Cartographic perspectives of the general election

Data and statistics play a central role in election analyses. While politicians, spin doctors and commentators quickly aim to interpret the outcome according to their views, it is a much more complex task to provide a more thorough analysis of the underlying geographical patterns, demographics and other factors that have contributed to a specific election outcome.

Geography matters not only in its physical dimension, but just as much in its social and political spaces

From a geographical perspective maps are important in evaluating the spatial voting patterns in an election. Maps give an immediate understanding of the emerging political landscapes in a quickly accessible and more intuitive way than numbers or ordinary charts. They also allow for a visual exploration as well as revealing spatial correlations, which is particularly valuable when the actual outcome is as unexpected and surprising as in 2017.

The contribution of cartographic research has led to an increasing diversity of electoral maps in recent years. Along with the digital turn in cartography that has shifted map production to computers over the past 40 years more advanced methods of geographic data analysis and its visualisation were developed that contribute to different types of electoral maps that have become more common in recent years, especially in the United Kingdom.
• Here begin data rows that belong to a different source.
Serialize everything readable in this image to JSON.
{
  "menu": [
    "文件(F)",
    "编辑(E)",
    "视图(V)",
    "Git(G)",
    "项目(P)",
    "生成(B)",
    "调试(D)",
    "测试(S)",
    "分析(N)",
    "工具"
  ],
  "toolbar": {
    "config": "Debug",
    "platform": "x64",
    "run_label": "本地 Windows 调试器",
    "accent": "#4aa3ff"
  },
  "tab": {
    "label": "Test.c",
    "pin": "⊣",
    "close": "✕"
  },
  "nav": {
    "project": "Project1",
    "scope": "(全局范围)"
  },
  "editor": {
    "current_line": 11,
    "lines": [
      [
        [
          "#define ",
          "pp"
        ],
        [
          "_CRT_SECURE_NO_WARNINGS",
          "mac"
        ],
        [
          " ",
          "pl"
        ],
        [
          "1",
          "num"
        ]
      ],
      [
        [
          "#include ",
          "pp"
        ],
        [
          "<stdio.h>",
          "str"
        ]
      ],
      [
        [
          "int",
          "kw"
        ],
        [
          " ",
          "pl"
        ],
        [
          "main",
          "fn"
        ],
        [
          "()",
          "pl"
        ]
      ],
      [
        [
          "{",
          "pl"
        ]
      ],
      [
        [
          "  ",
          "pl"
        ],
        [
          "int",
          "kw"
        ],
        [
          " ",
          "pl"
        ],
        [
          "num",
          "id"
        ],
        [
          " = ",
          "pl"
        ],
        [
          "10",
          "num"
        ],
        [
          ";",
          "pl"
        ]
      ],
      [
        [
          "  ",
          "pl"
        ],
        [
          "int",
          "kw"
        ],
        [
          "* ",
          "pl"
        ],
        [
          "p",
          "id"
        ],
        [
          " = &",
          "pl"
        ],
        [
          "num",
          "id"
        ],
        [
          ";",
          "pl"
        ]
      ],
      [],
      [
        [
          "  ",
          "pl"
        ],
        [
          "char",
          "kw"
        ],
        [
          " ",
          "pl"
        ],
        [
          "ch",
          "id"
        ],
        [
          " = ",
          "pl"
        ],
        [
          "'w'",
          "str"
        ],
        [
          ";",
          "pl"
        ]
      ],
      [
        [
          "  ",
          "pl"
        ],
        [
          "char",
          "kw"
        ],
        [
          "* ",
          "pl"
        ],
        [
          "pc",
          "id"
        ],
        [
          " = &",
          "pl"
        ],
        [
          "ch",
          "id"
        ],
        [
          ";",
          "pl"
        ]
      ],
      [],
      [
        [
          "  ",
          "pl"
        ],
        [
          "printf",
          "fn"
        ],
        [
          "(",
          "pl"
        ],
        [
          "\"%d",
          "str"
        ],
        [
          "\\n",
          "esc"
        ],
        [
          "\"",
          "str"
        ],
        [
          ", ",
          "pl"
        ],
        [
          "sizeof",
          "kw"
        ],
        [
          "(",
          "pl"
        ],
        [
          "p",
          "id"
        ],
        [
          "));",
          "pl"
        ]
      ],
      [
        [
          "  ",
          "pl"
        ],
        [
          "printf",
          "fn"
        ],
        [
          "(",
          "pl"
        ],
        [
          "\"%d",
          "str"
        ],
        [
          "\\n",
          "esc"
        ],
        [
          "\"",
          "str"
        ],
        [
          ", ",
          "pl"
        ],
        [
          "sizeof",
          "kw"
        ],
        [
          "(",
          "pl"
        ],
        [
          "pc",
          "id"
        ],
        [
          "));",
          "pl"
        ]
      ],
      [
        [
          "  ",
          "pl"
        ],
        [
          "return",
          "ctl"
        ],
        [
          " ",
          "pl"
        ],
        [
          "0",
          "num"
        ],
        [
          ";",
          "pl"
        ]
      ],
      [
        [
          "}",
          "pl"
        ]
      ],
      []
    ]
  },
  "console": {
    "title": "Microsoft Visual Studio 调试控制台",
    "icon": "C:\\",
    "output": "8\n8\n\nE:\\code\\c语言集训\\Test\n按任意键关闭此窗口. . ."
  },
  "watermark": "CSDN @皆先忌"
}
This cartographic analysis of this June’s election results provides different insights into the underlying spatial patterns by using three types of maps. Apart from a geographic perspective using a conventional land area map, two so-called cartograms allow for the results to be seen from very unique angles. Cartograms are maps that are transformed on a ‘scale other than a true scale’. This means that statistics other than land area determine the shape of a map, while still retaining basic geographical references.

The unusual shape and still widespread use of cartograms can make them hard to read and understand for the untrained eye. When accustomed to the map display, they can reveal unique and novel insights into the underlying data that conventional maps fail in conveying. Two types of cartograms are used in this feature to provide such additional insights: The hexagon shaped cartogram is a representation of the parliamentary constituencies, each constituency being represented by a hexagon (some changes in constituencies over the past decades are reflected in split and merged hexagons). The other cartogram is a so-called gridded cartogram which works like an equal-population projection in which each person gets an equal amount of space by resizing grid cells of equal area according to their total population. Less populated areas become smaller, while densely populated areas are increased in size.
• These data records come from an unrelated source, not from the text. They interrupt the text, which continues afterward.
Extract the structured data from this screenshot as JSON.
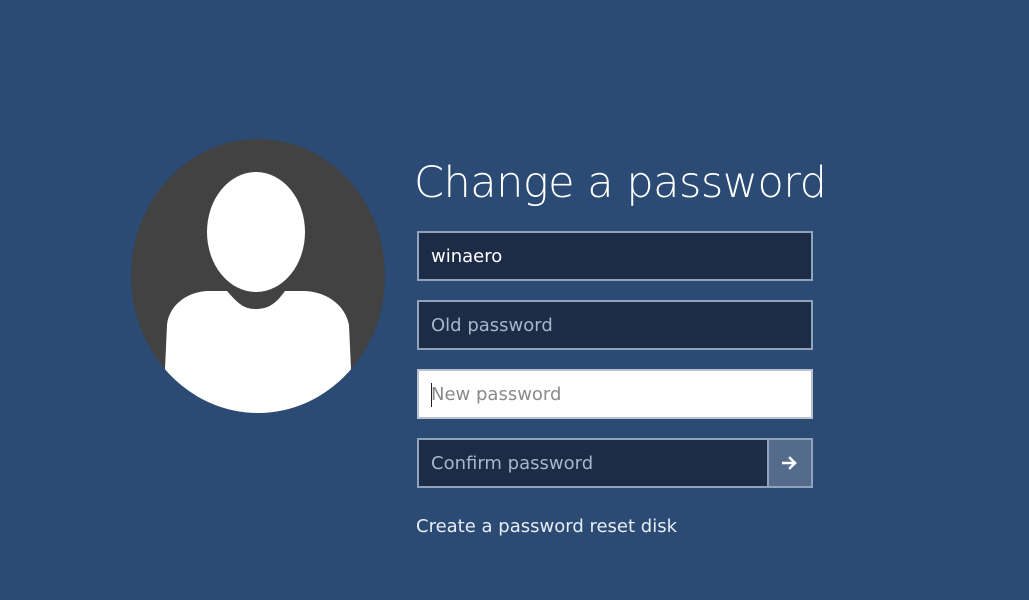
{
  "title": "Change a password",
  "fields": {
    "username": {
      "value": "winaero"
    },
    "old_password": {
      "placeholder": "Old password"
    },
    "new_password": {
      "placeholder": "New password"
    },
    "confirm_password": {
      "placeholder": "Confirm password"
    }
  },
  "submit_icon": "arrow-right-icon",
  "reset_link": "Create a password reset disk",
  "colors": {
    "background": "#2b4a74",
    "avatar_bg": "#424242",
    "field_bg": "#1c2b46",
    "field_border": "#8fa3bd",
    "submit_bg": "#546b8b"
  }
}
The gridded population cartogram magnifies the most populated parts of the country, so election results in cities hardly visible in a normal map become visible in the cartogram. This is also the most accurate depiction of how people voted relation to each political party. Though true to how people are represented, this equal-population projection does not fully reflect the share of seats each party holds in parliament due to the first-past-the-post principle. The size of the electorate in each constituency varies quite significantly, reaching from slightly below 22,000 (Na h-Eileanan an Iar in Scotland) to almost 109,000 (Isle of Wight in South East England). The actual political implications are therefore best shown using the hexagon map which displays geographically the share of seats each party holds.

Here are some of the patterns that become visible:

The overall results of the winning party reflect a typical geographic pattern of voting where rural constituencies are more likely to vote Conservative while urban areas largely vote Labour. The population cartogram highlights this particularly well, as it reduces the dominance of rural areas due to lower population densities. This fairly consistent pattern is again manifested at this election with London now dominated by Labour constituencies. The Urban/Rural divide becomes much clearer in the population cartogram.

An urban-rural, but also a North-South divide in England become even more apparent in the cartograms. These divisions are hard to identify in a conventional map, since they correlate closely with the population and constituency distribution. Labour’s strongest vote shares are in the urban centres, even in some constituencies where Labour did not win an outright majority. The Conservative strongholds, in contrast, are largely in the East, South East and South West of England as well as in the suburban fringes in the North. Similar patterns are repeated in Scotland and – to a smaller extent – in Wales.

A final look at the voter turnout reveals turnout was comparably high at 68.7 per cent and with a turnout below 60 per cent found in the old industrial North of England and parts of Scotland, largely areas of stronger Labour support. More striking, however, is the change in turnout in Scotland compared to the 2015 general election. While turnout was relatively high in most parts of Scotland, it has reduced almost everywhere, in some parts by more than 5 percent. Having been called to the polling booth for the fourth time in three years might have led the Scottish electorate to experience voter fatigue.

To fully understand the new political landscapes of the United Kingdom, only a combination of different perspectives as shown here can help to gain a more complete picture. Geography matters not only in its physical dimension, but just as much in its social and political spaces that are depicted in these maps.